Canada Post conducted several communications activities aimed at informing OLMCs of its activities, programs and policies, and promoting Canada’s bilingual character. It informed OLMCs of the locations where services in both official languages are available and the contact information of all regional official languages coordinators so that community members can discuss any official languages issues with them.

In Quebec, positions to be filled through an external process are advertised in the minority press. In fact, Canada Post sends its employment opportunities that are open to the public to the Quebec Community Groups Network.

On October 15, 2008, Canada Post issued a stamp commemorating the XIIe Sommet de la Francophonie held in Québec City in October 2008. This stamp reproduces a striking photograph of Québec City using colours inspired by the Société du 400e anniversaire de Québec’s campaign colours.

To take into account the specific needs of OLMCs in its planning, Canada Post examined the complete development plans for these communities. It concluded that their main concerns involve literacy. It is therefore interesting to note that for several years Canada Post has been a strong supporter of literacy initiatives across Canada. The Canada Post Community Literacy Awards, a national program put in place by the institution, pays tribute to the achievements of individual adult learners and to those who helped them learn to read and write. The selection jury that reviews applications consists of members of both linguistic groups and of OLMCs. Special awards ceremonies are organized across Canada. To date, Canada Post has presented a significant number of awards, some of which were handed out to members of OLMCs. In addition, Canada Post reaffirmed its commitment to this important cause by sponsoring the national spelling contest CanWest CanSpell and the Dictée Paul Gérin-Lajoie. Canada Post also contributes financially to the activities of Frontier College, which is a national leader in the field of literacy in Canada, and to the activities of the Fédération canadienne pour l'alphabétisation en français, which is a countrywide non-profit organization representing more than 400 literacy organizations. The Literary and Historical Society of Quebec and the Coalition ontarienne de formation des adultes also receive financial contributions.

Two important annual events, the Festival franco-ontarien, which offers a gathering place for Francophones and Francophiles of the NCR, and the Rendez-vous de la Francophonie, which is a unique opportunity to promote the French language and the Francophonie in Canada, both receive financial support from Canada Post.

Canada Post continues to promote the Santa letter writing program. Children from OLMCs across Canada are invited to write to Santa in the official language of their choice, and they receive a response in that same language. A new Web site available in both official languages gives children access to various activities and games, as well as the opportunity to write to Santa via e-mail.

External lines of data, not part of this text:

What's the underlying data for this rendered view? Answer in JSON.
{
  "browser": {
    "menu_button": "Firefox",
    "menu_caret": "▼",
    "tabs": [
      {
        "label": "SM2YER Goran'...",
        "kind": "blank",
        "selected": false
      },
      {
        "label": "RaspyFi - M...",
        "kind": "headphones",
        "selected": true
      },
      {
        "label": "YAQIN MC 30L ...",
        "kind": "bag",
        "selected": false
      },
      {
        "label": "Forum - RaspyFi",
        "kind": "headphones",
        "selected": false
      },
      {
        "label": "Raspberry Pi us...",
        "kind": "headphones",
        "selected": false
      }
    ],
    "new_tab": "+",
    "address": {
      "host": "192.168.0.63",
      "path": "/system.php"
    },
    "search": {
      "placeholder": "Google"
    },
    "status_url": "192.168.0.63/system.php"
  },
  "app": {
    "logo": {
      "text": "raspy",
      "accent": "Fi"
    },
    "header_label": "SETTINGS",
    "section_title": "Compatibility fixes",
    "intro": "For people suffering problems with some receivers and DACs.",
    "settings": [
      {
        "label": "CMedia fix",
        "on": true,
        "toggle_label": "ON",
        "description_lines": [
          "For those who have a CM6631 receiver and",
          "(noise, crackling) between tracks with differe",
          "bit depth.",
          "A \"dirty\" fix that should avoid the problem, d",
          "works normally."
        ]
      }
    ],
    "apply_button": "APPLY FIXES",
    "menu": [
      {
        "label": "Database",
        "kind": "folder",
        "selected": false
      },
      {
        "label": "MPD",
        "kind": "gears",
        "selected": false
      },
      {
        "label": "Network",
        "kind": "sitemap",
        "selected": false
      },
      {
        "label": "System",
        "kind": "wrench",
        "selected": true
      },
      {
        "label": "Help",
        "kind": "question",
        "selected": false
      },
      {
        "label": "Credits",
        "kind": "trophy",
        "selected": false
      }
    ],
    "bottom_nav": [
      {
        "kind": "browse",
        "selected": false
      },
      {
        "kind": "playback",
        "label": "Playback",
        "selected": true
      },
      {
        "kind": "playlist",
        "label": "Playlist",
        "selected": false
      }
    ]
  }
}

The analysis of measures taken by Canada Post confirms a clear commitment to the effective implementation of Part VII, and the Commissioner encourages the institution to continue its efforts.


Overall Rating